Wednesday, April 07, 2004

The Time Traveller

A wonderfully atmospheric piece by John Burns of the New York Times describes the atmosphere in the Golden Mosque before Sadr bugged out. Two NYT journalists who were temporarily held prisoner at the Mosque relate:

the visitors were left under loose guard at the mosque's main entrance and, for about an hour, inside the courtyard. There, seething antagonism for Westerners blended with a haphazard, almost chaotic approach to maintaining control. Hundreds of worshipers made their way into the mosque past groups of men toting Kalashnikov rifles, rocket-propelled grenades, and a variety of bayonets and knives. Along with weapons, the constants among the men were religious fervor and loyalty to Mr. Sadr. Many wore black headbands inscribed in yellow with Shiite religious tenets, black turbans or common red and black checkered kuffiya headdresses. Some of the militiamen were in their 50's and 60's, but most were young, some no more than 12 or 13. Weapons training among them appeared virtually nonexistent; Kalashnikovs with loaded magazines and safety catches off were nonchalantly waved in the air.

... But there were signs of preparations for a siege. In the early afternoon, vehicles pulled up to the mosque unloaded cardboard boxes full of food. Later, several ambulances unloaded boxes of medical supplies, labeled in English as containing bandages, cotton wool, and syringes. Some were marked with Christian inscriptions in English, suggesting that they originally came from Christian medical charities operating in Iraq. ... Vehicles came and went, among them white and blue patrol cars and pickup trucks supplied by the United States to Iraq's new American-trained police force, filled with some of the heavily armed militiamen who took control of Kufa on Sunday.

It might have been a scene from the twelfth century. Nowhere does the conception of Iraq, or loyalty to its government, still less to its constitution enter into the story. Whatever allegiance animated the crowd was purely tribal and more than tribal -- personal -- to Sadr and his deity. Goods are handled like plunder from a raided caravan. Donations are regarded as payment in tribute from a terrified America and grinningly turned to Jihadi uses. Striplings and greybeards mingle exchanging jingling equipment in anticipation of a coming raid, the tradition of the long centuries.

Outside are the strange Americans with alien notions of neighborliness, of working for a living or reading a book. They are perplexingly powerful yet somehow weak. The Times relates how the sound of an aircraft creates a momentary panic among the fearless fighters of Sadr, but no bombs come. The infidel is too pusillanimous to do what anyone in this Holy Place would do without hesitation. Too weak to even push a button! And the 12th century lives on into another day.

One cannot choose but wonder. Will he ever return? It may be that he swept back into the past, and fell among the blood-drinking, hairy savages of the Age of Unpolished Stone; into the abysses of the Cretaceous Sea; or among the grotesque saurians, the huge reptilian brutes of the Jurassic times.

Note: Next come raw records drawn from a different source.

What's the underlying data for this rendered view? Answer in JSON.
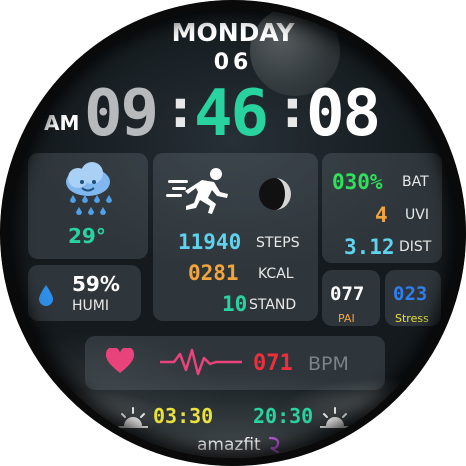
{
  "date": {
    "day": "MONDAY",
    "date": "06"
  },
  "time": {
    "ampm": "AM",
    "hour": "09",
    "minute": "46",
    "second": "08",
    "separator": ":"
  },
  "weather": {
    "temperature": "29°",
    "icon": "rain-cloud-icon"
  },
  "humidity": {
    "value": "59%",
    "label": "HUMI",
    "icon": "water-drop-icon"
  },
  "activity": {
    "icon": "running-person-icon",
    "moon_icon": "moon-phase-icon",
    "steps": {
      "value": "11940",
      "label": "STEPS"
    },
    "kcal": {
      "value": "0281",
      "label": "KCAL"
    },
    "stand": {
      "value": "10",
      "label": "STAND"
    }
  },
  "stats": {
    "battery": {
      "value": "030%",
      "label": "BAT"
    },
    "uvi": {
      "value": "4",
      "label": "UVI"
    },
    "distance": {
      "value": "3.12",
      "label": "DIST"
    }
  },
  "pai": {
    "value": "077",
    "label": "PAI"
  },
  "stress": {
    "value": "023",
    "label": "Stress"
  },
  "heart": {
    "value": "071",
    "label": "BPM",
    "icon": "heart-icon",
    "wave_icon": "heartbeat-wave-icon"
  },
  "sun": {
    "sunrise": "03:30",
    "sunset": "20:30"
  },
  "brand": "amazfit",
  "colors": {
    "accent_green": "#29d3a0",
    "battery_green": "#2fe05a",
    "orange": "#f2a53a",
    "cyan": "#5fd2ee",
    "red": "#ef2e3c",
    "yellow": "#e8e23a",
    "blue": "#2f7ff0"
  }
}
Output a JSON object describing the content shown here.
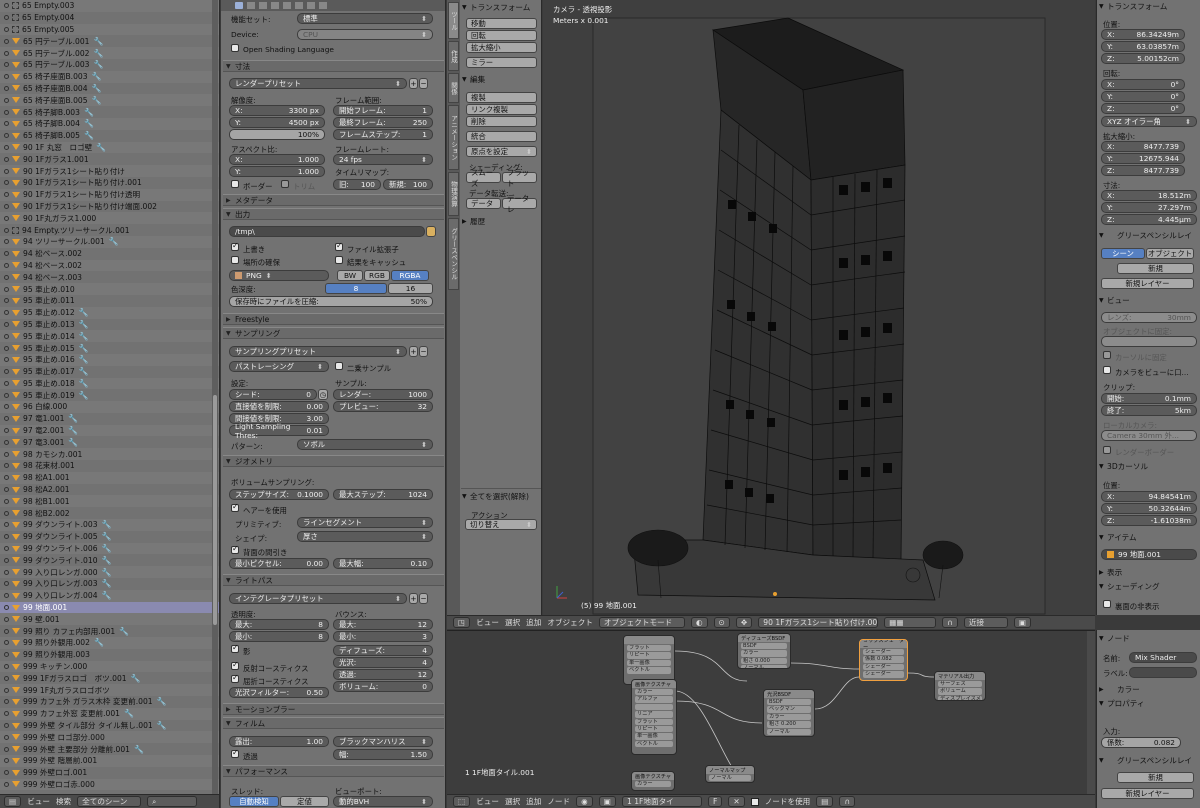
{
  "outliner": {
    "rows": [
      {
        "name": "65 Empty.003",
        "kind": "empty",
        "wrench": false
      },
      {
        "name": "65 Empty.004",
        "kind": "empty",
        "wrench": false
      },
      {
        "name": "65 Empty.005",
        "kind": "empty",
        "wrench": false
      },
      {
        "name": "65 円テーブル.001",
        "kind": "mesh",
        "wrench": true
      },
      {
        "name": "65 円テーブル.002",
        "kind": "mesh",
        "wrench": true
      },
      {
        "name": "65 円テーブル.003",
        "kind": "mesh",
        "wrench": true
      },
      {
        "name": "65 椅子座面B.003",
        "kind": "mesh",
        "wrench": true
      },
      {
        "name": "65 椅子座面B.004",
        "kind": "mesh",
        "wrench": true
      },
      {
        "name": "65 椅子座面B.005",
        "kind": "mesh",
        "wrench": true
      },
      {
        "name": "65 椅子脚B.003",
        "kind": "mesh",
        "wrench": true
      },
      {
        "name": "65 椅子脚B.004",
        "kind": "mesh",
        "wrench": true
      },
      {
        "name": "65 椅子脚B.005",
        "kind": "mesh",
        "wrench": true
      },
      {
        "name": "90 1F 丸窓　ロゴ壁",
        "kind": "mesh",
        "wrench": true
      },
      {
        "name": "90 1Fガラス1.001",
        "kind": "mesh",
        "wrench": false
      },
      {
        "name": "90 1Fガラス1シート貼り付け",
        "kind": "mesh",
        "wrench": false
      },
      {
        "name": "90 1Fガラス1シート貼り付け.001",
        "kind": "mesh",
        "wrench": false
      },
      {
        "name": "90 1Fガラス1シート貼り付け透明",
        "kind": "mesh",
        "wrench": false
      },
      {
        "name": "90 1Fガラス1シート貼り付け端面.002",
        "kind": "mesh",
        "wrench": false
      },
      {
        "name": "90 1F丸ガラス1.000",
        "kind": "mesh",
        "wrench": false
      },
      {
        "name": "94 Empty.ツリーサークル.001",
        "kind": "empty",
        "wrench": false
      },
      {
        "name": "94 ツリーサークル.001",
        "kind": "mesh",
        "wrench": true
      },
      {
        "name": "94 松ベース.002",
        "kind": "mesh",
        "wrench": false
      },
      {
        "name": "94 松ベース.002",
        "kind": "mesh",
        "wrench": false
      },
      {
        "name": "94 松ベース.003",
        "kind": "mesh",
        "wrench": false
      },
      {
        "name": "95 車止め.010",
        "kind": "mesh",
        "wrench": false
      },
      {
        "name": "95 車止め.011",
        "kind": "mesh",
        "wrench": false
      },
      {
        "name": "95 車止め.012",
        "kind": "mesh",
        "wrench": true
      },
      {
        "name": "95 車止め.013",
        "kind": "mesh",
        "wrench": true
      },
      {
        "name": "95 車止め.014",
        "kind": "mesh",
        "wrench": true
      },
      {
        "name": "95 車止め.015",
        "kind": "mesh",
        "wrench": true
      },
      {
        "name": "95 車止め.016",
        "kind": "mesh",
        "wrench": true
      },
      {
        "name": "95 車止め.017",
        "kind": "mesh",
        "wrench": true
      },
      {
        "name": "95 車止め.018",
        "kind": "mesh",
        "wrench": true
      },
      {
        "name": "95 車止め.019",
        "kind": "mesh",
        "wrench": true
      },
      {
        "name": "96 白線.000",
        "kind": "mesh",
        "wrench": false
      },
      {
        "name": "97 竜1.001",
        "kind": "mesh",
        "wrench": true
      },
      {
        "name": "97 竜2.001",
        "kind": "mesh",
        "wrench": true
      },
      {
        "name": "97 竜3.001",
        "kind": "mesh",
        "wrench": true
      },
      {
        "name": "98 カモシカ.001",
        "kind": "mesh",
        "wrench": false
      },
      {
        "name": "98 花束材.001",
        "kind": "mesh",
        "wrench": false
      },
      {
        "name": "98 松A1.001",
        "kind": "mesh",
        "wrench": false
      },
      {
        "name": "98 松A2.001",
        "kind": "mesh",
        "wrench": false
      },
      {
        "name": "98 松B1.001",
        "kind": "mesh",
        "wrench": false
      },
      {
        "name": "98 松B2.002",
        "kind": "mesh",
        "wrench": false
      },
      {
        "name": "99 ダウンライト.003",
        "kind": "mesh",
        "wrench": true
      },
      {
        "name": "99 ダウンライト.005",
        "kind": "mesh",
        "wrench": true
      },
      {
        "name": "99 ダウンライト.006",
        "kind": "mesh",
        "wrench": true
      },
      {
        "name": "99 ダウンライト.010",
        "kind": "mesh",
        "wrench": true
      },
      {
        "name": "99 入り口レンガ.000",
        "kind": "mesh",
        "wrench": true
      },
      {
        "name": "99 入り口レンガ.003",
        "kind": "mesh",
        "wrench": true
      },
      {
        "name": "99 入り口レンガ.004",
        "kind": "mesh",
        "wrench": true
      },
      {
        "name": "99 地面.001",
        "kind": "mesh",
        "wrench": false,
        "selected": true
      },
      {
        "name": "99 壁.001",
        "kind": "mesh",
        "wrench": false
      },
      {
        "name": "99 照り カフェ内部用.001",
        "kind": "mesh",
        "wrench": true
      },
      {
        "name": "99 照り外観用.002",
        "kind": "mesh",
        "wrench": true
      },
      {
        "name": "99 照り外観用.003",
        "kind": "mesh",
        "wrench": false
      },
      {
        "name": "999 キッチン.000",
        "kind": "mesh",
        "wrench": false
      },
      {
        "name": "999 1Fガラスロゴ　ボツ.001",
        "kind": "mesh",
        "wrench": true
      },
      {
        "name": "999 1F丸ガラスロゴボツ",
        "kind": "mesh",
        "wrench": false
      },
      {
        "name": "999 カフェ外 ガラス木枠 変更前.001",
        "kind": "mesh",
        "wrench": true
      },
      {
        "name": "999 カフェ外窓 変更前.001",
        "kind": "mesh",
        "wrench": true
      },
      {
        "name": "999 外壁 タイル部分 タイル無し.001",
        "kind": "mesh",
        "wrench": true
      },
      {
        "name": "999 外壁 ロゴ部分.000",
        "kind": "mesh",
        "wrench": false
      },
      {
        "name": "999 外壁 主要部分 分離前.001",
        "kind": "mesh",
        "wrench": true
      },
      {
        "name": "999 外壁 階層前.001",
        "kind": "mesh",
        "wrench": false
      },
      {
        "name": "999 外壁ロゴ.001",
        "kind": "mesh",
        "wrench": false
      },
      {
        "name": "999 外壁ロゴ赤.000",
        "kind": "mesh",
        "wrench": false
      }
    ],
    "footer": {
      "view": "ビュー",
      "search_label": "検索",
      "filter": "全てのシーン"
    }
  },
  "properties": {
    "feature_set_label": "機能セット:",
    "feature_set": "標準",
    "device_label": "Device:",
    "device": "CPU",
    "osl": "Open Shading Language",
    "dimensions": {
      "title": "寸法",
      "preset": "レンダープリセット",
      "resolution": "解像度:",
      "x_label": "X:",
      "x": "3300 px",
      "y_label": "Y:",
      "y": "4500 px",
      "pct": "100%",
      "frame_range": "フレーム範囲:",
      "start_label": "開始フレーム:",
      "start": "1",
      "end_label": "最終フレーム:",
      "end": "250",
      "step_label": "フレームステップ:",
      "step": "1",
      "aspect": "アスペクト比:",
      "ax": "1.000",
      "ay": "1.000",
      "frame_rate": "フレームレート:",
      "fps": "24 fps",
      "border": "ボーダー",
      "crop": "トリム",
      "time_remap": "タイムリマップ:",
      "old_label": "旧:",
      "old": "100",
      "new_label": "新規:",
      "new": "100"
    },
    "metadata": "メタデータ",
    "output": {
      "title": "出力",
      "path": "/tmp\\",
      "overwrite": "上書き",
      "extension": "ファイル拡張子",
      "placeholders": "場所の確保",
      "cache": "結果をキャッシュ",
      "format": "PNG",
      "bw": "BW",
      "rgb": "RGB",
      "rgba": "RGBA",
      "depth_label": "色深度:",
      "d8": "8",
      "d16": "16",
      "compress_label": "保存時にファイルを圧縮:",
      "compress": "50%"
    },
    "freestyle": "Freestyle",
    "sampling": {
      "title": "サンプリング",
      "preset": "サンプリングプリセット",
      "mode": "パストレーシング",
      "square": "二乗サンプル",
      "settings": "設定:",
      "seed_label": "シード:",
      "seed": "0",
      "direct_label": "直接値を制限:",
      "direct": "0.00",
      "indirect_label": "間接値を制限:",
      "indirect": "3.00",
      "lst_label": "Light Sampling Thres:",
      "lst": "0.01",
      "samples": "サンプル:",
      "render_label": "レンダー:",
      "render": "1000",
      "preview_label": "プレビュー:",
      "preview": "32",
      "pattern_label": "パターン:",
      "pattern": "ソボル"
    },
    "geometry": {
      "title": "ジオメトリ",
      "volume": "ボリュームサンプリング:",
      "stepsize_label": "ステップサイズ:",
      "stepsize": "0.1000",
      "maxsteps_label": "最大ステップ:",
      "maxsteps": "1024",
      "hair": "ヘアーを使用",
      "primitive_label": "プリミティブ:",
      "primitive": "ラインセグメント",
      "shape_label": "シェイプ:",
      "shape": "厚さ",
      "cull": "背面の間引き",
      "minpx_label": "最小ピクセル:",
      "minpx": "0.00",
      "maxw_label": "最大幅:",
      "maxw": "0.10"
    },
    "lightpaths": {
      "title": "ライトパス",
      "preset": "インテグレータプリセット",
      "transp": "透明度:",
      "tmax_label": "最大:",
      "tmax": "8",
      "tmin_label": "最小:",
      "tmin": "8",
      "bounces": "バウンス:",
      "bmax_label": "最大:",
      "bmax": "12",
      "bmin_label": "最小:",
      "bmin": "3",
      "shadows": "影",
      "diffuse_label": "ディフューズ:",
      "diffuse": "4",
      "gloss_label": "光沢:",
      "gloss": "4",
      "trans_label": "透過:",
      "trans": "12",
      "vol_label": "ボリューム:",
      "vol": "0",
      "refl": "反射コースティクス",
      "refr": "屈折コースティクス",
      "filter_label": "光沢フィルター:",
      "filter": "0.50"
    },
    "motionblur": "モーションブラー",
    "film": {
      "title": "フィルム",
      "exposure_label": "露出:",
      "exposure": "1.00",
      "filter": "ブラックマンハリス",
      "transparent": "透過",
      "width_label": "幅:",
      "width": "1.50"
    },
    "performance": {
      "title": "パフォーマンス",
      "threads": "スレッド:",
      "auto": "自動検知",
      "fixed": "定値",
      "viewport": "ビューポート:",
      "bvh": "動的BVH"
    }
  },
  "shelf": {
    "tabs": [
      "ツール",
      "作成",
      "関係",
      "アニメーション",
      "物理演算",
      "グリースペンシル"
    ],
    "transform": "トランスフォーム",
    "move": "移動",
    "rotate": "回転",
    "scale": "拡大縮小",
    "mirror": "ミラー",
    "edit": "編集",
    "duplicate": "複製",
    "linked": "リンク複製",
    "delete": "削除",
    "join": "統合",
    "origin": "原点を設定",
    "shading": "シェーディング:",
    "smooth": "スムーズ",
    "flat": "フラット",
    "data_transfer": "データ転送:",
    "data": "データ",
    "data_layers": "データレ",
    "history": "履歴",
    "select_all": "全てを選択(解除)",
    "action_label": "アクション",
    "action": "切り替え"
  },
  "viewport": {
    "camera": "カメラ - 透視投影",
    "units": "Meters x 0.001",
    "object": "(5) 99 地面.001"
  },
  "header3d": {
    "view": "ビュー",
    "select": "選択",
    "add": "追加",
    "object": "オブジェクト",
    "mode": "オブジェクトモード",
    "active": "90 1Fガラス1シート貼り付け.001",
    "snap": "近接"
  },
  "nbar": {
    "transform": "トランスフォーム",
    "location": "位置:",
    "lx": "86.34249m",
    "ly": "63.03857m",
    "lz": "5.00152cm",
    "rotation": "回転:",
    "rx": "0°",
    "ry": "0°",
    "rz": "0°",
    "euler": "XYZ オイラー角",
    "scale": "拡大縮小:",
    "sx": "8477.739",
    "sy": "12675.944",
    "sz": "8477.739",
    "dims": "寸法:",
    "dx": "18.512m",
    "dy": "27.297m",
    "dz": "4.445μm",
    "gp": "グリースペンシルレイ",
    "scene": "シーン",
    "objectbtn": "オブジェクト",
    "new": "新規",
    "new_layer": "新規レイヤー",
    "view": "ビュー",
    "lens_label": "レンズ:",
    "lens": "30mm",
    "lock": "オブジェクトに固定:",
    "lock_cursor": "カーソルに固定",
    "lock_camera": "カメラをビューに口...",
    "clip": "クリップ:",
    "clip_start_label": "開始:",
    "clip_start": "0.1mm",
    "clip_end_label": "終了:",
    "clip_end": "5km",
    "local_camera": "ローカルカメラ:",
    "camera_name": "Camera 30mm 外...",
    "render_border": "レンダーボーダー",
    "cursor": "3Dカーソル",
    "cursor_loc": "位置:",
    "cx": "94.84541m",
    "cy": "50.32644m",
    "cz": "-1.61038m",
    "item": "アイテム",
    "item_name": "99 地面.001",
    "display": "表示",
    "shading": "シェーディング",
    "backface": "裏面の非表示"
  },
  "nodes": {
    "footer": "1 1F地面タイル.001",
    "header": {
      "view": "ビュー",
      "select": "選択",
      "add": "追加",
      "node": "ノード",
      "material": "1 1F地面タイル.001",
      "use_nodes": "ノードを使用"
    },
    "list": [
      {
        "title": "",
        "rows": [
          "フラット",
          "リピート",
          "単一画像",
          "ベクトル"
        ]
      },
      {
        "title": "ディフューズBSDF",
        "rows": [
          "BSDF",
          "カラー",
          "粗さ 0.000",
          "ノーマル"
        ]
      },
      {
        "title": "ミックスシェーダー",
        "rows": [
          "シェーダー",
          "係数 0.082",
          "シェーダー",
          "シェーダー"
        ]
      },
      {
        "title": "マテリアル出力",
        "rows": [
          "サーフェス",
          "ボリューム",
          "ディスプレイスメ"
        ]
      },
      {
        "title": "画像テクスチャ",
        "rows": [
          "カラー",
          "アルファ",
          "",
          "リニア",
          "フラット",
          "リピート",
          "単一画像",
          "ベクトル"
        ]
      },
      {
        "title": "光沢BSDF",
        "rows": [
          "BSDF",
          "ベックマン",
          "カラー",
          "粗さ 0.200",
          "ノーマル"
        ]
      },
      {
        "title": "ノーマルマップ",
        "rows": [
          "ノーマル"
        ]
      },
      {
        "title": "画像テクスチャ",
        "rows": [
          "カラー"
        ]
      }
    ]
  },
  "nodeside": {
    "node": "ノード",
    "name_label": "名前:",
    "name": "Mix Shader",
    "label_label": "ラベル:",
    "color": "カラー",
    "props": "プロパティ",
    "input": "入力:",
    "fac_label": "係数:",
    "fac": "0.082",
    "gp": "グリースペンシルレイ",
    "new": "新規",
    "new_layer": "新規レイヤー"
  },
  "colors": {
    "accent": "#5680c2",
    "panel": "#727272",
    "viewport": "#3f3f3f",
    "mesh_icon": "#e8a030"
  }
}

He may even now--if I may use the phrase--be wandering on some plesiosaurus-haunted Oolitic coral reef, or beside the lonely saline lakes of the Triassic Age. Or did he go forward, into one of the nearer ages, in which men are still men, but with the riddles of our own time answered and its wearisome problems solved? Into the manhood of the race: for I, for my own part cannot think that these latter days of weak experiment, fragmentary theory, and mutual discord are indeed man's culminating time! I say, for my own part. He, I know--for the question had been discussed among us long before the Time Machine was made--thought but cheerlessly of the Advancement of Mankind, and saw in the growing pile of civilization only a foolish heaping that must inevitably fall back upon and destroy its makers in the end.

If that is so, it remains for us to live as though it were not so. But to me the future is still black and blank--is a vast ignorance, lit at a few casual places by the memory of his story.

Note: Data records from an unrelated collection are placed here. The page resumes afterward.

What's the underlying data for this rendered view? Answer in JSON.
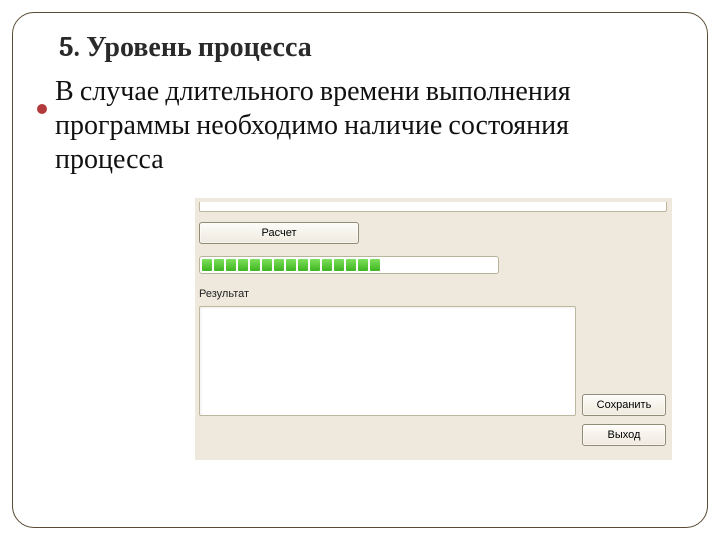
{
  "slide": {
    "title": "5. Уровень процесса",
    "bullet_text": "В случае длительного времени выполнения программы необходимо наличие состояния процесса"
  },
  "panel": {
    "calc_button": "Расчет",
    "result_label": "Результат",
    "save_button": "Сохранить",
    "exit_button": "Выход",
    "progress_segments": 15
  }
}
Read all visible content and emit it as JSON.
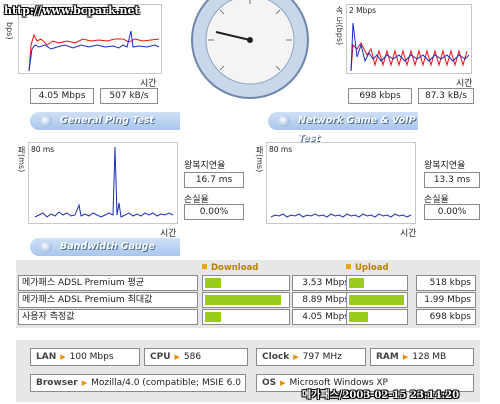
{
  "watermark": "http://www.bcpark.net",
  "timestamp": "메가패스/2003-02-15 23:14:20",
  "speed": {
    "left": {
      "y_label": "bps)",
      "x_label": "시간",
      "value_mbps": "4.05 Mbps",
      "value_kbs": "507 kB/s"
    },
    "right": {
      "y_label": "속 도(bps)",
      "scale_max": "2 Mbps",
      "x_label": "시간",
      "value_kbps": "698 kbps",
      "value_kbs": "87.3 kB/s"
    },
    "gauge": {
      "icon": "speedometer-gauge",
      "ticks": [
        "100K",
        "200K",
        "500K",
        "1M",
        "2M",
        "4M",
        "6M",
        "8M",
        "10M"
      ]
    }
  },
  "sections": {
    "ping_title": "General Ping Test",
    "game_title": "Network Game & VoIP Test",
    "bandwidth_title": "Bandwidth Gauge"
  },
  "ping": {
    "left": {
      "y_label": "패(ms)",
      "scale_max": "80 ms",
      "x_label": "시간",
      "latency_label": "왕복지연율",
      "latency_value": "16.7 ms",
      "loss_label": "손실율",
      "loss_value": "0.00%"
    },
    "right": {
      "y_label": "패(ms)",
      "scale_max": "80 ms",
      "x_label": "시간",
      "latency_label": "왕복지연율",
      "latency_value": "13.3 ms",
      "loss_label": "손실율",
      "loss_value": "0.00%"
    }
  },
  "bandwidth": {
    "download_head": "Download",
    "upload_head": "Upload",
    "rows": [
      {
        "label": "메가패스 ADSL Premium 평균",
        "download": "3.53 Mbps",
        "download_fill": 0.2,
        "upload": "518 kbps",
        "upload_fill": 0.26
      },
      {
        "label": "메가패스 ADSL Premium 최대값",
        "download": "8.89 Mbps",
        "download_fill": 0.93,
        "upload": "1.99 Mbps",
        "upload_fill": 0.99
      },
      {
        "label": "사용자 측정값",
        "download": "4.05 Mbps",
        "download_fill": 0.2,
        "upload": "698 kbps",
        "upload_fill": 0.34
      }
    ]
  },
  "system_info": {
    "lan_label": "LAN",
    "lan_value": "100 Mbps",
    "cpu_label": "CPU",
    "cpu_value": "586",
    "clock_label": "Clock",
    "clock_value": "797 MHz",
    "ram_label": "RAM",
    "ram_value": "128 MB",
    "browser_label": "Browser",
    "browser_value": "Mozilla/4.0 (compatible; MSIE 6.0",
    "os_label": "OS",
    "os_value": "Microsoft Windows XP"
  },
  "colors": {
    "accent_bar": "#9acc1d",
    "header_blue": "#a9c6ec",
    "chart_blue": "#1a2fb8",
    "chart_red": "#e0121c"
  }
}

And I have by me, for my comfort, two strange white flowers --shrivelled now, and brown and flat and brittle--to witness that even when mind and strength had gone, gratitude and a mutual tenderness still lived on in the heart of man.

-- H. G. Wells "The Time Machine"